→ Task details:
The entries must be repeated verbatim, and their images left out.
Extracted records START
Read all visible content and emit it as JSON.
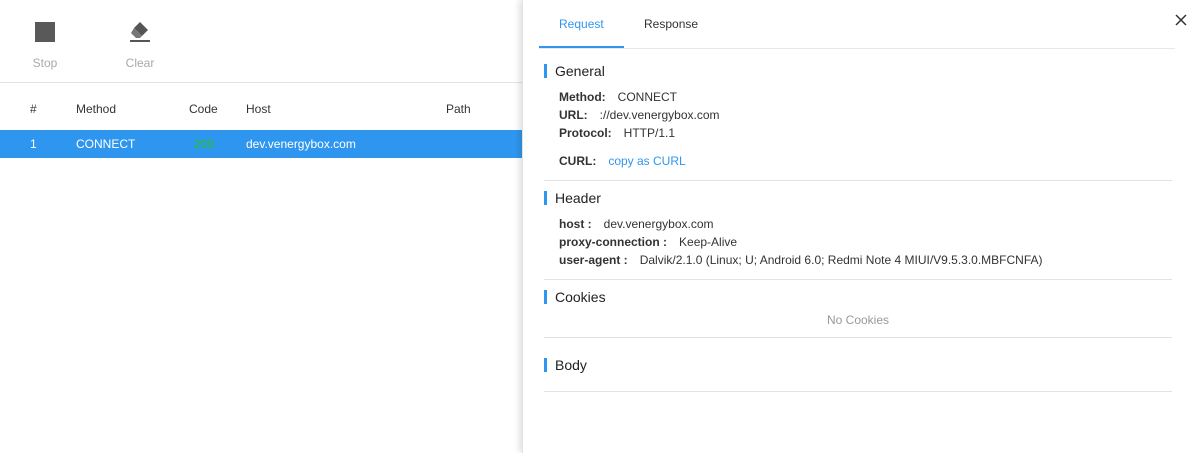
{
  "toolbar": {
    "stop_label": "Stop",
    "clear_label": "Clear"
  },
  "table": {
    "headers": [
      "#",
      "Method",
      "Code",
      "Host",
      "Path"
    ],
    "rows": [
      {
        "num": "1",
        "method": "CONNECT",
        "code": "200",
        "host": "dev.venergybox.com",
        "path": ""
      }
    ],
    "selected_row_color": "#2f96f0",
    "code_color": "#23c223"
  },
  "detail": {
    "tabs": [
      "Request",
      "Response"
    ],
    "active_tab": "Request",
    "general": {
      "title": "General",
      "method_key": "Method:",
      "method_val": "CONNECT",
      "url_key": "URL:",
      "url_val": "://dev.venergybox.com",
      "protocol_key": "Protocol:",
      "protocol_val": "HTTP/1.1",
      "curl_key": "CURL:",
      "curl_val": "copy as CURL"
    },
    "header": {
      "title": "Header",
      "items": [
        {
          "key": "host :",
          "value": "dev.venergybox.com"
        },
        {
          "key": "proxy-connection :",
          "value": "Keep-Alive"
        },
        {
          "key": "user-agent :",
          "value": "Dalvik/2.1.0 (Linux; U; Android 6.0; Redmi Note 4 MIUI/V9.5.3.0.MBFCNFA)"
        }
      ]
    },
    "cookies": {
      "title": "Cookies",
      "empty_text": "No Cookies"
    },
    "body": {
      "title": "Body"
    },
    "accent_color": "#2f96f0"
  }
}
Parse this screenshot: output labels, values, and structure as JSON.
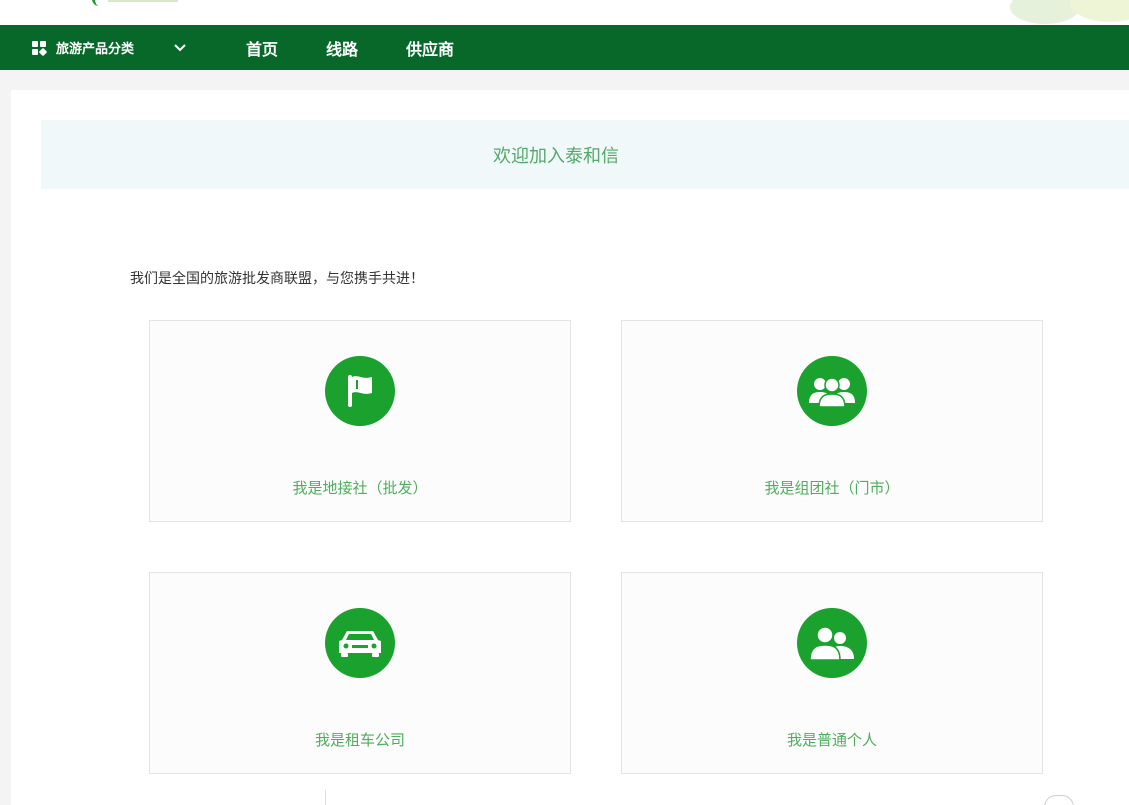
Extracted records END
→ Result for this exercise:
Read all visible content and emit it as JSON.
{
  "toolbar": {
    "stop_label": "Stop",
    "clear_label": "Clear"
  },
  "table": {
    "headers": [
      "#",
      "Method",
      "Code",
      "Host",
      "Path"
    ],
    "rows": [
      {
        "num": "1",
        "method": "CONNECT",
        "code": "200",
        "host": "dev.venergybox.com",
        "path": ""
      }
    ],
    "selected_row_color": "#2f96f0",
    "code_color": "#23c223"
  },
  "detail": {
    "tabs": [
      "Request",
      "Response"
    ],
    "active_tab": "Request",
    "general": {
      "title": "General",
      "method_key": "Method:",
      "method_val": "CONNECT",
      "url_key": "URL:",
      "url_val": "://dev.venergybox.com",
      "protocol_key": "Protocol:",
      "protocol_val": "HTTP/1.1",
      "curl_key": "CURL:",
      "curl_val": "copy as CURL"
    },
    "header": {
      "title": "Header",
      "items": [
        {
          "key": "host :",
          "value": "dev.venergybox.com"
        },
        {
          "key": "proxy-connection :",
          "value": "Keep-Alive"
        },
        {
          "key": "user-agent :",
          "value": "Dalvik/2.1.0 (Linux; U; Android 6.0; Redmi Note 4 MIUI/V9.5.3.0.MBFCNFA)"
        }
      ]
    },
    "cookies": {
      "title": "Cookies",
      "empty_text": "No Cookies"
    },
    "body": {
      "title": "Body"
    },
    "accent_color": "#2f96f0"
  }
}
Parse this screenshot: output labels, values, and structure as JSON.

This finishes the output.